Shionogi Wins U.S. Backing for Menopause Side Effect Drug

Shionogi & Co., the Japanese maker of the Crestor cholesterol pill, won U.S. approval of its treatment for painful sex caused by menopause.

The Food and Drug Administration cleared the drug Osphena for post-menopausal women whose thinning vaginal tissues lead to dyspareunia, or painful intercourse, the agency said today in a statement. The pill, chemically known as ospemifene, would be the first oral treatment for the condition, which is currently treated with lubricants or estrogen-based suppositories.

No product is marketed specifically for this use and Shionogi’s Osphena may generate $495 million in sales in 2017, Naomi Kumagai, an analyst with Jefferies & Co. in Tokyo, said in an e-mail before the announcement.
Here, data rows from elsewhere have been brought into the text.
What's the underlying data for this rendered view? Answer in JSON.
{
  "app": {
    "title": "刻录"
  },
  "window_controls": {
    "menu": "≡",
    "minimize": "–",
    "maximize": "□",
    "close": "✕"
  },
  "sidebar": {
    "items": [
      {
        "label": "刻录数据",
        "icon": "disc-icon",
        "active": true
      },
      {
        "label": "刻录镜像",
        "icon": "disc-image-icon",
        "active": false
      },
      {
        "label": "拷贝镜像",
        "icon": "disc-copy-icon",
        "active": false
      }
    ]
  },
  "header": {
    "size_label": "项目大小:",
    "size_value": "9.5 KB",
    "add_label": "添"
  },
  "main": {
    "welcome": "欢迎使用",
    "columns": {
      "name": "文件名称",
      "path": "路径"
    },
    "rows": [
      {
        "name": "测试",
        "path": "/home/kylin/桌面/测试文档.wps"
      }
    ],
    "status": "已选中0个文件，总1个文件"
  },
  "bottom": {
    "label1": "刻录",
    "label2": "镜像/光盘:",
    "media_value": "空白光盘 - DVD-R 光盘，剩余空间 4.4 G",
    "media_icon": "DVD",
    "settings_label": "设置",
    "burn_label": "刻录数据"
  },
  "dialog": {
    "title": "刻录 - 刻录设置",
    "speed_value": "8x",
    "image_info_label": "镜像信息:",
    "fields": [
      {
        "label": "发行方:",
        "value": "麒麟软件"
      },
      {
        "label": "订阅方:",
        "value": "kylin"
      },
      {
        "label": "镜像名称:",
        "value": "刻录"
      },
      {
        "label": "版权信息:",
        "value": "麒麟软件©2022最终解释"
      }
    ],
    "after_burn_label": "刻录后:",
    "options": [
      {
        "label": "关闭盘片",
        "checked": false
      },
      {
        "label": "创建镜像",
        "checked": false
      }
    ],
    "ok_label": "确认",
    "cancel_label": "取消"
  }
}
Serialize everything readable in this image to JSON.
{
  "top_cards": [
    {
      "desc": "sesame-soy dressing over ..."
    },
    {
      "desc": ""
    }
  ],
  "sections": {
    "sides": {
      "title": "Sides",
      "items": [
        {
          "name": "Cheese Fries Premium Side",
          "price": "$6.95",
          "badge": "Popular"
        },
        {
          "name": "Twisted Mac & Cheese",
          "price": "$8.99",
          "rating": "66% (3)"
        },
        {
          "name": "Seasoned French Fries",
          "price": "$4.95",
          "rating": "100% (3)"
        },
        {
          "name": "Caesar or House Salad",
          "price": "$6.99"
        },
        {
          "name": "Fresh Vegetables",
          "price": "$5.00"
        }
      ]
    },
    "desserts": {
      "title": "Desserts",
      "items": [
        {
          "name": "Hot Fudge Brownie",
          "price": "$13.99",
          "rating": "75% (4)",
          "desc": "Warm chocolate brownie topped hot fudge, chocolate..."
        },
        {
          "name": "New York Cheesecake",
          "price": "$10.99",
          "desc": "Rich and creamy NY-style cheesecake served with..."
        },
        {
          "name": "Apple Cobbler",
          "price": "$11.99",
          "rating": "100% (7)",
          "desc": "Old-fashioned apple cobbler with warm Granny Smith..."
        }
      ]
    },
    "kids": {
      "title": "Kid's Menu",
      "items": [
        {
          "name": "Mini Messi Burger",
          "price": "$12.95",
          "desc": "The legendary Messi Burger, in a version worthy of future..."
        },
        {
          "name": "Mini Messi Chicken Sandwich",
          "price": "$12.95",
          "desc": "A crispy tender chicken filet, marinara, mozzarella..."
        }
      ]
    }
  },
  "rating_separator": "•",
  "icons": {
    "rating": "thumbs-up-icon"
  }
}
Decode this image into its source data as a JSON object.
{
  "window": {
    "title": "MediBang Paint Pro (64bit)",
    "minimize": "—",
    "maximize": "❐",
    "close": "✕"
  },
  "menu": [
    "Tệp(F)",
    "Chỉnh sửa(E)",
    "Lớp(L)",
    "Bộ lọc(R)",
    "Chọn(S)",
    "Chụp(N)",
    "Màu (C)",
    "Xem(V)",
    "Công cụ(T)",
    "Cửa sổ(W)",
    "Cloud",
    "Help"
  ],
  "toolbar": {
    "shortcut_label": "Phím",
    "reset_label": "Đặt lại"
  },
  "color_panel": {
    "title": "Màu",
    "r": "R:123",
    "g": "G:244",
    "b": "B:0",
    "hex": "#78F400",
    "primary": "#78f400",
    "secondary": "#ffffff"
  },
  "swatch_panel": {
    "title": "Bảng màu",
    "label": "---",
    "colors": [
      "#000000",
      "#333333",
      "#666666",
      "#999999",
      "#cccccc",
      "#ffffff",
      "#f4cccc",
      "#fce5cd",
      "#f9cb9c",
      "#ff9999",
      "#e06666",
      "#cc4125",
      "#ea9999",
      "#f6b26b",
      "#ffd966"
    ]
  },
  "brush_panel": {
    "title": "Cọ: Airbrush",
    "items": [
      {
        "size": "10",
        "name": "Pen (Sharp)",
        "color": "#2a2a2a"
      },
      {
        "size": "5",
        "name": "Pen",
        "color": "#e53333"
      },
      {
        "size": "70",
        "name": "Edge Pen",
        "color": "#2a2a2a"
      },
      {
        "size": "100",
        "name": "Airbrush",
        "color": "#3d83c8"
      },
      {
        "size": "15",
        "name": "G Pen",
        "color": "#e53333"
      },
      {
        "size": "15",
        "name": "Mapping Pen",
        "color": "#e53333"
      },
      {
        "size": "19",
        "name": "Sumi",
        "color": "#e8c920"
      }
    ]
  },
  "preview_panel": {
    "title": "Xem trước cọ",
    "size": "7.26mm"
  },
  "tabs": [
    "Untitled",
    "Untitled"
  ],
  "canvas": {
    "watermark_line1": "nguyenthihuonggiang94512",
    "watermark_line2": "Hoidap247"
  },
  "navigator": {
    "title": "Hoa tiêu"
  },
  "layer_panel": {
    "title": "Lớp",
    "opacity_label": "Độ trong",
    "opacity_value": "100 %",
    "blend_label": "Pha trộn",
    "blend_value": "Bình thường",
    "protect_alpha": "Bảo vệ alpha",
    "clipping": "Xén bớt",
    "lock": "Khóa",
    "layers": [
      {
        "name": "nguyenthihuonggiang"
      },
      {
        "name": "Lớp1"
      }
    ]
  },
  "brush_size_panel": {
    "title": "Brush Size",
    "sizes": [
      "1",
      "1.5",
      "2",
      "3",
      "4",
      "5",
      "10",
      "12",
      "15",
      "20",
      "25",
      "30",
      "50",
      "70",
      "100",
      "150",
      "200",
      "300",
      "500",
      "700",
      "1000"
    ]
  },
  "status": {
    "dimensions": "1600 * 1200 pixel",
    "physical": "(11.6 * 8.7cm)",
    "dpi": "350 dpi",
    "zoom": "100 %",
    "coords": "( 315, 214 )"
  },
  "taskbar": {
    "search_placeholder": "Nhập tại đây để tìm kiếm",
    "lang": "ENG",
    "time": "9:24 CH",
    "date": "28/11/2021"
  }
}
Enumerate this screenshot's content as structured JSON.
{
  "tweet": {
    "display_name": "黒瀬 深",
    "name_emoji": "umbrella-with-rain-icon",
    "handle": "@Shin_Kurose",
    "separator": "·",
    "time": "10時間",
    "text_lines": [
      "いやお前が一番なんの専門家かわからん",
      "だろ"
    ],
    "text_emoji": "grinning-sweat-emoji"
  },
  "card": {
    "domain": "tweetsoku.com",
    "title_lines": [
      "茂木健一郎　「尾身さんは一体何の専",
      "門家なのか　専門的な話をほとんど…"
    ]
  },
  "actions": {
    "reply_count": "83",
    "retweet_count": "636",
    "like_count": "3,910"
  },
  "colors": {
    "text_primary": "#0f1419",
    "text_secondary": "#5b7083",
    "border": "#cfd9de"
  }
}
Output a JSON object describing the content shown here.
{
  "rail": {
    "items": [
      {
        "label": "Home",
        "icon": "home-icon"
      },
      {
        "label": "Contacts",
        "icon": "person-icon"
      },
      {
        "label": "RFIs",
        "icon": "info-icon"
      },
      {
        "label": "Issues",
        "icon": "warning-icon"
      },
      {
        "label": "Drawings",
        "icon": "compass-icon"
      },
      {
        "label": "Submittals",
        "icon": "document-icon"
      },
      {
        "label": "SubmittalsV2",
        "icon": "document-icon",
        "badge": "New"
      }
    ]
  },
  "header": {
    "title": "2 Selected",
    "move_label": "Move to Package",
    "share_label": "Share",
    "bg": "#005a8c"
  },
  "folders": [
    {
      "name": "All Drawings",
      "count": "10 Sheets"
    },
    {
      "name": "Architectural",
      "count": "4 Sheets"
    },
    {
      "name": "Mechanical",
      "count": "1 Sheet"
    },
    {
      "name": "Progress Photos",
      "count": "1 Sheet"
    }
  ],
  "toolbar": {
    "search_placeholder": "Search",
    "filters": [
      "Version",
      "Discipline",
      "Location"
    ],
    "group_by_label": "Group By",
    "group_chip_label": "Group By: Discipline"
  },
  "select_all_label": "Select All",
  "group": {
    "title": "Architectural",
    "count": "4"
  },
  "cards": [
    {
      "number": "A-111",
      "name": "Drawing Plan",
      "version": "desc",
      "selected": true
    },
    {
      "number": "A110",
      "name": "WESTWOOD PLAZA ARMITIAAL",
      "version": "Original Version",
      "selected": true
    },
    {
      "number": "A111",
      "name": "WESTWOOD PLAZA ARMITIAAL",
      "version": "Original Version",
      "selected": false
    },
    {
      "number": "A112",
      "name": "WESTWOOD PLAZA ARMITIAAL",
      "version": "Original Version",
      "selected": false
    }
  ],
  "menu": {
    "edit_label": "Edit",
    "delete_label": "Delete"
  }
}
More than 7.1 million women are diagnosed annually with vulvar and vaginal atrophy, Osaka, Japan-based Shionogi said in June.

“Dyspareunia is among the problems most frequently reported by post-menopausal women,” Victoria Kusiak, a deputy director for a branch of the FDA’s Center for Drug Evaluation and Research, said in the statement. “Osphena provides an additional treatment option for women seeking relief.”

Shionogi’s once-daily pill acts like estrogen on vaginal tissues to make them thicker and less fragile, the FDA said.

Pfizer Inc. and Ligand Pharmaceuticals Inc. have a similar drug, bazedoxifene, under FDA review that also seeks to reduce hot flashes and prevent osteoporosis in post-menopausal women. The agency is scheduled to decide by Oct. 3 whether New York-based Pfizer and Ligand, based in La Jolla, California, can market their treatment in the U.S.

Shionogi’s Osphena will carry a boxed warning that the drug can stimulate the lining of the uterus and cause it to thicken, which typically occurs before menstruation. Postmenopausal women don’t menstruate and women should see their doctor if they experience unusual bleeding since it may be a sign of endometrial cancer, the FDA said.